Our lab maintains a broad interest in all aspects of aquatic
ecology, conservation biology, physiological ecology, animal
behaviour and environmental science. Our research efforts
primarily focus on freshwater and marine fish.
Specific interests include (1) determining the energetic,
fitness, and potential evolutionary consequences of a variety
of natural (e.g., winter, reproduction) and anthropogenic
(e.g., angling, environmental pollution) stressors and,
(2) understanding the diversity of energetic, physiological,
and behavioural responses of fish to stress at the individual,
population, and species level. We then apply the fundamental
knowledge derived from these basic research activities to
aid in the conservation and management of aquatic resources.
Of late, we have been involved with defining the new discipline
physiology” – a field dedicated to understanding
the mechanisms underlying conservation problems. Because
our work is heavily based in the field, we rely on technologies
including underwater videography and telemetry to monitor
free-swimming fish in the wild.
Our current and prospective research activities focus on
three specific study systems that enable us to test hypotheses
associated with our research programme and to address applied
issues in fish ecology. Our work is currently focused on
temperate centrarchid fishes (the sunfish) in Midwestern
North America, the Pacific salmonids of British Columbia,
and flats and mangrove communities of the Caribbean.
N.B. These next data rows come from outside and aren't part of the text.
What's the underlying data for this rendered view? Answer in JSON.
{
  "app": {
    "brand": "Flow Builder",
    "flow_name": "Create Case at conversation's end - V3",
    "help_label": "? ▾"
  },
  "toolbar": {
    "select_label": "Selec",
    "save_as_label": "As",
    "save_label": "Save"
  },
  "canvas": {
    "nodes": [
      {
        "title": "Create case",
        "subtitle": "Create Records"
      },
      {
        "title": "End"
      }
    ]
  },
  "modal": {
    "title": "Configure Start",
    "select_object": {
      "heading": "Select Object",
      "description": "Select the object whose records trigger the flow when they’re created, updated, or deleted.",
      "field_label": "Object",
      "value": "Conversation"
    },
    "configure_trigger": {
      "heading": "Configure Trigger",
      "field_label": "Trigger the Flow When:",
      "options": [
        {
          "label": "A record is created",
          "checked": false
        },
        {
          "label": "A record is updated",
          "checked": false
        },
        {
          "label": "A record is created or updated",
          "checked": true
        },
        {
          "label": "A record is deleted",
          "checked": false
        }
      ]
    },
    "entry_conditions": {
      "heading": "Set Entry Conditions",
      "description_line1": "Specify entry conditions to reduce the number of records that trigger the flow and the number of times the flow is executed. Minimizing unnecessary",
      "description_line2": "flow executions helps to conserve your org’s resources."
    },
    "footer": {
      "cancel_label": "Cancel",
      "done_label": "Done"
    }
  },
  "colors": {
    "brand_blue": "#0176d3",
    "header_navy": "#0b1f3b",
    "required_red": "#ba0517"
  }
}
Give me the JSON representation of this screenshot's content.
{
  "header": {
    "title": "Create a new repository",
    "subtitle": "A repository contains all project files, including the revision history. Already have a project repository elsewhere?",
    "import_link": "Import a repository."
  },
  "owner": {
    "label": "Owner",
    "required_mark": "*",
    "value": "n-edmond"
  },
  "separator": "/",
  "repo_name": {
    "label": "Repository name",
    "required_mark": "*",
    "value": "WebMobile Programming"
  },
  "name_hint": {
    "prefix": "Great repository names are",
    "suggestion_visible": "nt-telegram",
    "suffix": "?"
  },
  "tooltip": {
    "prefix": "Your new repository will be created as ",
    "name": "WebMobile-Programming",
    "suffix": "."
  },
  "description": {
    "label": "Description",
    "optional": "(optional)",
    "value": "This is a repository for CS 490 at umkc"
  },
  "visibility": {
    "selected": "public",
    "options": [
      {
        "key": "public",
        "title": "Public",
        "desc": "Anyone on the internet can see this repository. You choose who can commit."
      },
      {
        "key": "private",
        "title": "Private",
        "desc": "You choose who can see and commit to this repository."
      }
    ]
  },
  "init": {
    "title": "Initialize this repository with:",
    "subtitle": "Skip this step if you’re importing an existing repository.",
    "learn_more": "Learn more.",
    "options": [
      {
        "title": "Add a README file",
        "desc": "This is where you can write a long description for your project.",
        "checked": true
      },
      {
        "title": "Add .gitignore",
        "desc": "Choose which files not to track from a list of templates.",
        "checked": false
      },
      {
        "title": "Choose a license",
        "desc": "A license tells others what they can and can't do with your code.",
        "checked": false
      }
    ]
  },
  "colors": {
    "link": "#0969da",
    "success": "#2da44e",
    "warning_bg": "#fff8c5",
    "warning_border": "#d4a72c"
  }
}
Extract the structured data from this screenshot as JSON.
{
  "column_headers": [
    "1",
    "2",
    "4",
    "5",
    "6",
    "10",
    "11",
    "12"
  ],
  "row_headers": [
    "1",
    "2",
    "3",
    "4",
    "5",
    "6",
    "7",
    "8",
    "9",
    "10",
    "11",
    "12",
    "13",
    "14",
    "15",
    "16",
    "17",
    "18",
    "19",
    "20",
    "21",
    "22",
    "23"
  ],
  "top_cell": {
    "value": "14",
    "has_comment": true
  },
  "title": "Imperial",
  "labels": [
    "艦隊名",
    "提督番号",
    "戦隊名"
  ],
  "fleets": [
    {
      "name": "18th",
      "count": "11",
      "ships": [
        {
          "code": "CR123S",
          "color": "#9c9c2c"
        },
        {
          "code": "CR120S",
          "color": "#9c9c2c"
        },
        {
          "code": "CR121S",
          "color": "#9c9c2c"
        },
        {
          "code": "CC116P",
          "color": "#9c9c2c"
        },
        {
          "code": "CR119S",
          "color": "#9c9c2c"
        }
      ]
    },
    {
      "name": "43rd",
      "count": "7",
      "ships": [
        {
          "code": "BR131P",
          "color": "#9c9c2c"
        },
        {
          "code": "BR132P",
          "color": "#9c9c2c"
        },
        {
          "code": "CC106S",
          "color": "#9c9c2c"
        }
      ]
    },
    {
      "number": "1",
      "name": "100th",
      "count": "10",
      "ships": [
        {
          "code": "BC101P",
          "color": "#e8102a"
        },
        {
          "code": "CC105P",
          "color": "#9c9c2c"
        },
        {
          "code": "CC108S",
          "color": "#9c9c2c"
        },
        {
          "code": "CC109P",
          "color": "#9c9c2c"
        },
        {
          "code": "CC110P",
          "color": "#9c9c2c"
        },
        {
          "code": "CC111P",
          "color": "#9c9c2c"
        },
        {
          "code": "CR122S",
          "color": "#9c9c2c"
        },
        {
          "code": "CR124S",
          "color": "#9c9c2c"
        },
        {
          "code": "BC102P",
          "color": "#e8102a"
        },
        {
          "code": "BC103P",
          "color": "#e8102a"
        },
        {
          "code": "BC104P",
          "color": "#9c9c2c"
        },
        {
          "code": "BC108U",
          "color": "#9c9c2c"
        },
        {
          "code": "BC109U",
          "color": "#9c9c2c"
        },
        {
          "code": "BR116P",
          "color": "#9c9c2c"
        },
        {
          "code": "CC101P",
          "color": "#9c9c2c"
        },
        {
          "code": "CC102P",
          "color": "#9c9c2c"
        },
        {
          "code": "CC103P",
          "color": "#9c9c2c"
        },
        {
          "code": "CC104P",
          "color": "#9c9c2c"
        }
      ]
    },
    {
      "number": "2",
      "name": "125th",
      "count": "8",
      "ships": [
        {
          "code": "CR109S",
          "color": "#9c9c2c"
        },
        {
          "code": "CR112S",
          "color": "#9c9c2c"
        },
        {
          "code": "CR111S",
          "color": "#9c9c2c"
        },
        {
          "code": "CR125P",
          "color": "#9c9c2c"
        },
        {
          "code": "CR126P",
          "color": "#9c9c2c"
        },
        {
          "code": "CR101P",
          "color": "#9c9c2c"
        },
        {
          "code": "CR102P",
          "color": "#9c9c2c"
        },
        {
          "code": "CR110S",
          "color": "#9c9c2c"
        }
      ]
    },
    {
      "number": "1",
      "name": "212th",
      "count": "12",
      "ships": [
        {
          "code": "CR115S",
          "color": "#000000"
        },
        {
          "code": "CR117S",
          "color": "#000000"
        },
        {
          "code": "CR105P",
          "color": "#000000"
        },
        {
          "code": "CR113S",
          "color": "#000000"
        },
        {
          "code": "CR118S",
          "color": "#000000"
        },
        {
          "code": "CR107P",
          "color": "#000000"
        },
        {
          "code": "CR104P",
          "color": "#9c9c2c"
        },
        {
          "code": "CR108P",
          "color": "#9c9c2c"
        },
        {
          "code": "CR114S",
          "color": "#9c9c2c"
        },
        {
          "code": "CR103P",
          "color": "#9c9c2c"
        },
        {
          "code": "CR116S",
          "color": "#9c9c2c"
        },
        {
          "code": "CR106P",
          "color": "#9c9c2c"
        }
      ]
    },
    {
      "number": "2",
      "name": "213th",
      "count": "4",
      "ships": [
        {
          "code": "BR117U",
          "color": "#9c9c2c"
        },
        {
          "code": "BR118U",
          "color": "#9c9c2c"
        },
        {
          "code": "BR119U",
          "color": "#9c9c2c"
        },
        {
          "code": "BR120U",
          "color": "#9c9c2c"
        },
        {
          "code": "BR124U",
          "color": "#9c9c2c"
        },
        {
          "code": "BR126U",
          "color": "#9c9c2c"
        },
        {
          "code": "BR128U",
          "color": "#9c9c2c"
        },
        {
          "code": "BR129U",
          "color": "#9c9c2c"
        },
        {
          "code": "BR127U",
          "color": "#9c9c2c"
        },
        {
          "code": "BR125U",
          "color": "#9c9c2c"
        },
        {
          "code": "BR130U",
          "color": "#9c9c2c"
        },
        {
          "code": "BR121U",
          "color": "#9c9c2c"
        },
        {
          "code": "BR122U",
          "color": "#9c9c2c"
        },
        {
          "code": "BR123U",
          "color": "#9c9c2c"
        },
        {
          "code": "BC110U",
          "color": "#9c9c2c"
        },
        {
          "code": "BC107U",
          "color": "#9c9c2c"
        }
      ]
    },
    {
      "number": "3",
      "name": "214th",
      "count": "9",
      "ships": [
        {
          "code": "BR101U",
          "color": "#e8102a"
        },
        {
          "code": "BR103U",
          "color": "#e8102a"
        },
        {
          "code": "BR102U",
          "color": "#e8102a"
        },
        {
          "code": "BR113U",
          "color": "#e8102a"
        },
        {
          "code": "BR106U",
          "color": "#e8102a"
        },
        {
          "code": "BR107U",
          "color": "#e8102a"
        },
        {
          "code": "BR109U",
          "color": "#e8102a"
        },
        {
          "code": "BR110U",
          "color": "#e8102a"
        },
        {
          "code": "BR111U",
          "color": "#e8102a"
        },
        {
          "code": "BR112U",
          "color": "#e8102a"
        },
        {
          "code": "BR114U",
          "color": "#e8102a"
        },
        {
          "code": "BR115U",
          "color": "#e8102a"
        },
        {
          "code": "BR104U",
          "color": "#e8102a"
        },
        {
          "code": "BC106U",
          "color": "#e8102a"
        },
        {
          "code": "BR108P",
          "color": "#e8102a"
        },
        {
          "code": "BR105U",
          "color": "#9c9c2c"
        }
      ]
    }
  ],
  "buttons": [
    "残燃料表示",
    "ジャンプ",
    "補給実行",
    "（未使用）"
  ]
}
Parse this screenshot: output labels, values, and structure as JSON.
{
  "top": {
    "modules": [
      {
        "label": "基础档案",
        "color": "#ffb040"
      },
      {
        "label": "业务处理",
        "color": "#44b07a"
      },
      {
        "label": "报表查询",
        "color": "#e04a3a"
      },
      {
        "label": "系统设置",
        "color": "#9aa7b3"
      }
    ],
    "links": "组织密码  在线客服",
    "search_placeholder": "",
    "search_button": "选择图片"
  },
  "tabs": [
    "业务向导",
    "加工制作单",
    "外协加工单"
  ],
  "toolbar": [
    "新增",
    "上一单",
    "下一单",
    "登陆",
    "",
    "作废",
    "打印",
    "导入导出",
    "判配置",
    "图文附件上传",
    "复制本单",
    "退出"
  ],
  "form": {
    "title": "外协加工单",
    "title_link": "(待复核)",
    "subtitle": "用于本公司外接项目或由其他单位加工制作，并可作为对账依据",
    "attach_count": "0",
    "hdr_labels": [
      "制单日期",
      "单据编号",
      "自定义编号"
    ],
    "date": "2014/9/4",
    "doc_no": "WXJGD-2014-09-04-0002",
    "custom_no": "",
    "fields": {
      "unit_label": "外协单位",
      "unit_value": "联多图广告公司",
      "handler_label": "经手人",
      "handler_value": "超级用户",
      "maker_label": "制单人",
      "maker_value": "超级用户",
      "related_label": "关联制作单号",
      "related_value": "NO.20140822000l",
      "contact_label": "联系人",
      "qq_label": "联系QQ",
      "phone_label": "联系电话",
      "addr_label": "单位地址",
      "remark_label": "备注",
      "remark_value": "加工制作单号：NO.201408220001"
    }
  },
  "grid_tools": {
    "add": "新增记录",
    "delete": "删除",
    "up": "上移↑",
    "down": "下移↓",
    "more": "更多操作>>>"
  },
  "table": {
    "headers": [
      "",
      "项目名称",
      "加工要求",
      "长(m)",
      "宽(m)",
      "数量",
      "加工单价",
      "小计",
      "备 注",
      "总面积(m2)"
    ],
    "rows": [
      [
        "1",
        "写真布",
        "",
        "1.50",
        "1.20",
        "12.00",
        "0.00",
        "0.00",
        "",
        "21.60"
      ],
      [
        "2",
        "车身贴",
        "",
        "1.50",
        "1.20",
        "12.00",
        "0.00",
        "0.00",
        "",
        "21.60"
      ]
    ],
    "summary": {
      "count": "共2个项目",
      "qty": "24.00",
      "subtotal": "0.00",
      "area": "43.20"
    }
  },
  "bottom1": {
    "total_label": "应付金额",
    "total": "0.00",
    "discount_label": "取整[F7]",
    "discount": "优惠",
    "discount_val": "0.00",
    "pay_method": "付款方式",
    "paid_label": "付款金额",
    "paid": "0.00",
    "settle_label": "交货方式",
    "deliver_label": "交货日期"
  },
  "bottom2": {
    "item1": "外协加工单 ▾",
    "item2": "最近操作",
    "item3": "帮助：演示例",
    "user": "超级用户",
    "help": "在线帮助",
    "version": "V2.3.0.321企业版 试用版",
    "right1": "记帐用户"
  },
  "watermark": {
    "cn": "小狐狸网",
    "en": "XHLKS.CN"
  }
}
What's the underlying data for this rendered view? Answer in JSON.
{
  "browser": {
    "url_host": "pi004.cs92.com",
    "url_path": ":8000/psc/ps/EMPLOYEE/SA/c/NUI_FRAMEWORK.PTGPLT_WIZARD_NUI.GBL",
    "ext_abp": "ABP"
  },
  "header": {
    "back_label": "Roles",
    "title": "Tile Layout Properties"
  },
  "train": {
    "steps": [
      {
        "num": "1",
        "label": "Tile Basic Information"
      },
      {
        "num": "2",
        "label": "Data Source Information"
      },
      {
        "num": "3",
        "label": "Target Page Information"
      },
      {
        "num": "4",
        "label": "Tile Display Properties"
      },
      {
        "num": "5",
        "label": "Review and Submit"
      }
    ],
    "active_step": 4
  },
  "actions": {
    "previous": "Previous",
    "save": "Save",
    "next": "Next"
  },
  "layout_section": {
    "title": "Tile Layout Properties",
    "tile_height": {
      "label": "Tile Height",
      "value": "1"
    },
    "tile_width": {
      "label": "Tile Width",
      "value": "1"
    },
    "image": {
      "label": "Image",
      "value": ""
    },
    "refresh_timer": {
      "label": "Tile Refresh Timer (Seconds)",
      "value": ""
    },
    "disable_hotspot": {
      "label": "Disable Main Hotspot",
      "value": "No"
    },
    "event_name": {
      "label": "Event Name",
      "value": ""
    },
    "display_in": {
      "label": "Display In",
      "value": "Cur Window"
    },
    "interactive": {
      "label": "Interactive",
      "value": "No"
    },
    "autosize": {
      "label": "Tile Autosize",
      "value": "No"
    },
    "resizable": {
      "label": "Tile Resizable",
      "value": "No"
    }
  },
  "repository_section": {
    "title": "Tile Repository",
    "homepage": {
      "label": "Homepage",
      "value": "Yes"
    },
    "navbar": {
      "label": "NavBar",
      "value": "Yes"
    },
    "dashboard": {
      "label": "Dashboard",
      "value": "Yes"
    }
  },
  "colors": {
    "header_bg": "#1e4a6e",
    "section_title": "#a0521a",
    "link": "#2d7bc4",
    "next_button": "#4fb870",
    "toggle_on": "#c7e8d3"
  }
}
Although
these systems are all rather disparate in geography, there
are common problems and challenges experienced by fish in
these very different environments. Specific research projects
currently underway include assessment of the compatibility
of catch-and-release angling
with marine protected areas, evaluation of the physiological
correlates of reproduction and fitness in centrarchids and
salmonids, and understanding the factors influencing the
spatial ecology and demography of fish.
The lab's activities and ongoing research is led by Dr.
Steven Cooke. Currently, our team consists of
24 members: Prof. Cooke, 3 post-docs, 1 lab manager/biologist, 16 graduate students, and 3 undergraduate thesis students.